Open Google Talk and you know right away whether your friends are logged in, offline or idle — it’s called “presence” and it’s all over the web. By using the same protocol behind instant messaging, demand-response company EnerNOC now hopes to move beyond its core business and bring that same level of awareness to smart meters on the grid. Is it a LOL move?
The Boston-based company on Tuesday launched PowerTalk, which uses the open XMPP protocol — used for instant messaging, chat rooms, and voice and video calls — to monitor smart meters and other devices. Any Internet-enabled device can use PowerTalk, and instead of having the system electronically read the meters, say, every five minutes, PowerTalk enables devices to automatically send their statuses to EnerNOC’s network. EnerNOC is installing the technology in all its new devices and is already using it with more than 250 customers,
CEO President David Brewster tells us.
It’s an interesting move, given that EnerNOC is one of the largest demand-response firms. Demand-response services help utilities prevent outages by reducing customers’ power usage — at utilities’ request — during times of high electricity demand. Grid operators buy the unused power, and the services and their customers split the cash. With PowerTalk, EnerNOC plans to add services like real-time outage and voltage information so that utilities would know when they had a power outage or a voltage fluctuation instantly. “Utilities don’t know they’ve had an outage until someone calls them up,” Brewster said. “Now they know instantly if the power is out, and would also get instantaneous voltage readings.”

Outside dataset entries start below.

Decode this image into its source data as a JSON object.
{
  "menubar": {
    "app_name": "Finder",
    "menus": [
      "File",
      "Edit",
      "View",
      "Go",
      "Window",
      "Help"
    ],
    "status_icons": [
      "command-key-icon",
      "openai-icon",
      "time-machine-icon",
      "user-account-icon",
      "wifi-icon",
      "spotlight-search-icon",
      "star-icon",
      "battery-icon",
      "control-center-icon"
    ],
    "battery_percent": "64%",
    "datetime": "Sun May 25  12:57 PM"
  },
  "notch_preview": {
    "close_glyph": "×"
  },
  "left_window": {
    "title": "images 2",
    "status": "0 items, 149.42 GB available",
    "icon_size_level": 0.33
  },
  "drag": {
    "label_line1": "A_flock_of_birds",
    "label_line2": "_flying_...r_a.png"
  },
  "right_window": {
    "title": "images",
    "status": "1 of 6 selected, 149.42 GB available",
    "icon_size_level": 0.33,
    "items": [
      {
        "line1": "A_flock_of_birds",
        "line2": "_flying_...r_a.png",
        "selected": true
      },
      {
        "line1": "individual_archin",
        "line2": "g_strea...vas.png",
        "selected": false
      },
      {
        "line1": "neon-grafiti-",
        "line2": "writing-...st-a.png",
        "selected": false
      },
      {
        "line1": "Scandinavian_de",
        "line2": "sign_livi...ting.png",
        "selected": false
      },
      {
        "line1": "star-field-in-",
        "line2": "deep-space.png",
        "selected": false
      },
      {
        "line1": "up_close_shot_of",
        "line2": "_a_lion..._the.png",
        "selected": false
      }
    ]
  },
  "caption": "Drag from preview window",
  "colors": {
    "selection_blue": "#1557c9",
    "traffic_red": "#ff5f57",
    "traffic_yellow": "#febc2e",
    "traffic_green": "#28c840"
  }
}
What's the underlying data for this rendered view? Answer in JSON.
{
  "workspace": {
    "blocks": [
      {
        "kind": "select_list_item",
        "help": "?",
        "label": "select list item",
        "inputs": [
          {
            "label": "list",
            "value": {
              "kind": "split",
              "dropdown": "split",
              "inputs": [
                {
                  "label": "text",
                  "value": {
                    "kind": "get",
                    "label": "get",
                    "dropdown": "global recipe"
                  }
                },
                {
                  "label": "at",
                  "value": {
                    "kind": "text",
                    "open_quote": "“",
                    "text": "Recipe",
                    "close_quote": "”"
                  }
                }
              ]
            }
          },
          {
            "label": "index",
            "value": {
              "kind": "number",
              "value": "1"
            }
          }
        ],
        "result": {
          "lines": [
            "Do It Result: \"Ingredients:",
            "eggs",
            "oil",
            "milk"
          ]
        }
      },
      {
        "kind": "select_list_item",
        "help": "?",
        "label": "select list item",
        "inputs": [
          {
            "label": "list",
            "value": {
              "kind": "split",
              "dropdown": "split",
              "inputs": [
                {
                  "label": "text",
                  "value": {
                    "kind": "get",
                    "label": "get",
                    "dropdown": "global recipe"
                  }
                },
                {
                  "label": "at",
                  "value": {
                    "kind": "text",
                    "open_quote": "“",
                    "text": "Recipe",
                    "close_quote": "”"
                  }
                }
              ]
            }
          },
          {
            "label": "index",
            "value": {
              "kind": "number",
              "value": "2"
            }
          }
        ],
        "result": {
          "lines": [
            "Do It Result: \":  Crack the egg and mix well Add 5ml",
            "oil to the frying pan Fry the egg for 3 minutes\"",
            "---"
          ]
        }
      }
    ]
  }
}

PowerTalk can also make EnerNOC’s current demand-response services more accurate. The idea is that the technology will give EnerNOC more up-to-date information about its customers’ systems, so that grid operators will know exactly how much electricity is available to them through demand-response services at any time. Having this information will make grid operators feel more confident about using demand response instead of power plants to avoid outages, Brewster said. “Grid operators are used to getting feeds from central power stations at second intervals,” he said. “This levels the playing field for demand response, and I think it’s going to play a major role in making grid operators feel comfortable with this resource.”
PowerTalk also has made it quicker and easier to set up new customers by eliminating the need to establish virtual private networks and to coordinate and send out status requests. And whereas meters previously would send a message back every time they received a request, with PowerTalk the meters will only send a message if their status changes, Brewster said. “There’s not a lot of overhead, because it’s not constantly sending ‘I’m here, I’m here, I’m here.’ We’ll just know instantly if anything changes.”
EnerNOC claims that using an open standards-based communications protocol, which has been around for a long time, will make its system more interoperable. But that, of course, depends on whether the rest of the industry signs up to use it, says Jesse Berst, managing director of Global Smart Energy. And with plenty of other potential protocols out there, XMPP will likely face some competition in becoming an industry standard.